* **The task**:
Faithfully repeat each entry below, minus the pictures.

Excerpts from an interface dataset
----------------------------------------
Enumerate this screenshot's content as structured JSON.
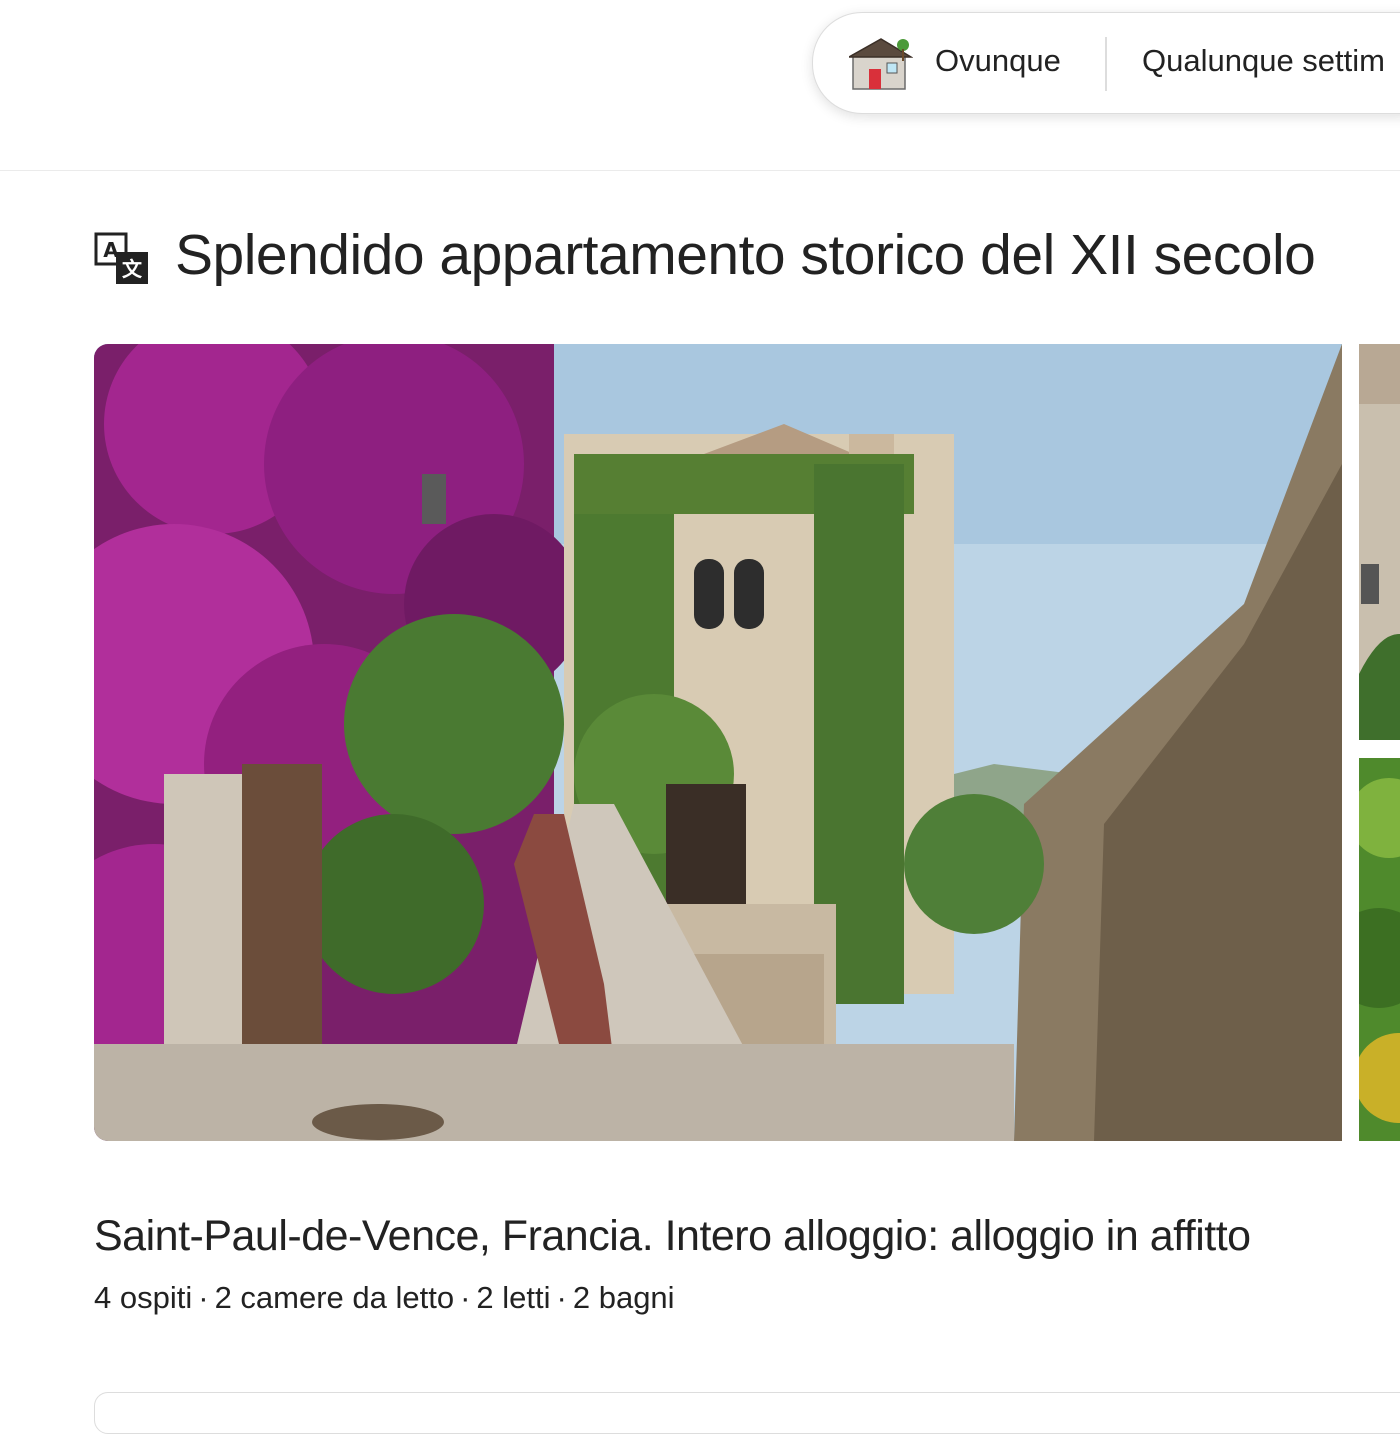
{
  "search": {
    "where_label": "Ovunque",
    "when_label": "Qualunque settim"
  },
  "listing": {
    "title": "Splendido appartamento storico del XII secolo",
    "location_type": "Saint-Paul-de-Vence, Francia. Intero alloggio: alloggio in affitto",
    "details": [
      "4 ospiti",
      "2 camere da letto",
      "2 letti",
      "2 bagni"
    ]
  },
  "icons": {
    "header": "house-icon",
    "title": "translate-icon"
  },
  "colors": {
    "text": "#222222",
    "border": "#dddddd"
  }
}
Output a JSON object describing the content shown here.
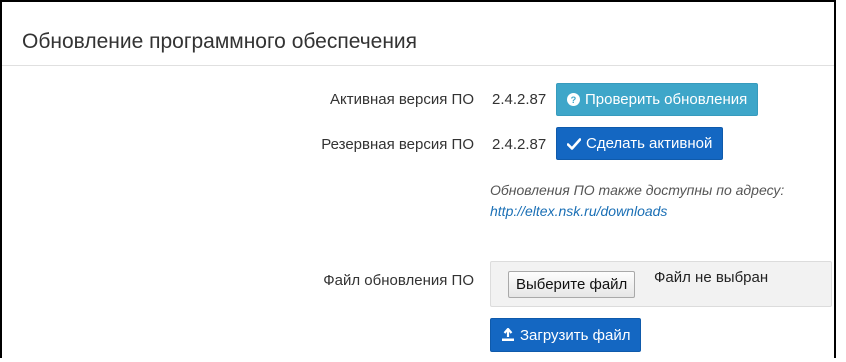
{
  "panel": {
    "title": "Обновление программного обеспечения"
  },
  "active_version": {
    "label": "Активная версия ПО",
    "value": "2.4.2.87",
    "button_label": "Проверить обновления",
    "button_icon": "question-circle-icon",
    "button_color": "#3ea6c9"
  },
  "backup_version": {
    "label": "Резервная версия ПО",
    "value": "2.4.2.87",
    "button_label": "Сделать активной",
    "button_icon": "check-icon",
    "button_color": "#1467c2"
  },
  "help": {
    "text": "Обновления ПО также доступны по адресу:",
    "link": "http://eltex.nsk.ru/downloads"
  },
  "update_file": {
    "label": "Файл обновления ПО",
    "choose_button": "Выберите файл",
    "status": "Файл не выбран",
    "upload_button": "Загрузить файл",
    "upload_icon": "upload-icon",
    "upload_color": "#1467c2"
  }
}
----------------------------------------
* **Response for this exercise**:
Enumerate this screenshot's content as structured JSON.
{
  "search": {
    "where_label": "Ovunque",
    "when_label": "Qualunque settim"
  },
  "listing": {
    "title": "Splendido appartamento storico del XII secolo",
    "location_type": "Saint-Paul-de-Vence, Francia. Intero alloggio: alloggio in affitto",
    "details": [
      "4 ospiti",
      "2 camere da letto",
      "2 letti",
      "2 bagni"
    ]
  },
  "icons": {
    "header": "house-icon",
    "title": "translate-icon"
  },
  "colors": {
    "text": "#222222",
    "border": "#dddddd"
  }
}
Output a JSON object describing the content shown here.
{
  "panel": {
    "title": "Обновление программного обеспечения"
  },
  "active_version": {
    "label": "Активная версия ПО",
    "value": "2.4.2.87",
    "button_label": "Проверить обновления",
    "button_icon": "question-circle-icon",
    "button_color": "#3ea6c9"
  },
  "backup_version": {
    "label": "Резервная версия ПО",
    "value": "2.4.2.87",
    "button_label": "Сделать активной",
    "button_icon": "check-icon",
    "button_color": "#1467c2"
  },
  "help": {
    "text": "Обновления ПО также доступны по адресу:",
    "link": "http://eltex.nsk.ru/downloads"
  },
  "update_file": {
    "label": "Файл обновления ПО",
    "choose_button": "Выберите файл",
    "status": "Файл не выбран",
    "upload_button": "Загрузить файл",
    "upload_icon": "upload-icon",
    "upload_color": "#1467c2"
  }
}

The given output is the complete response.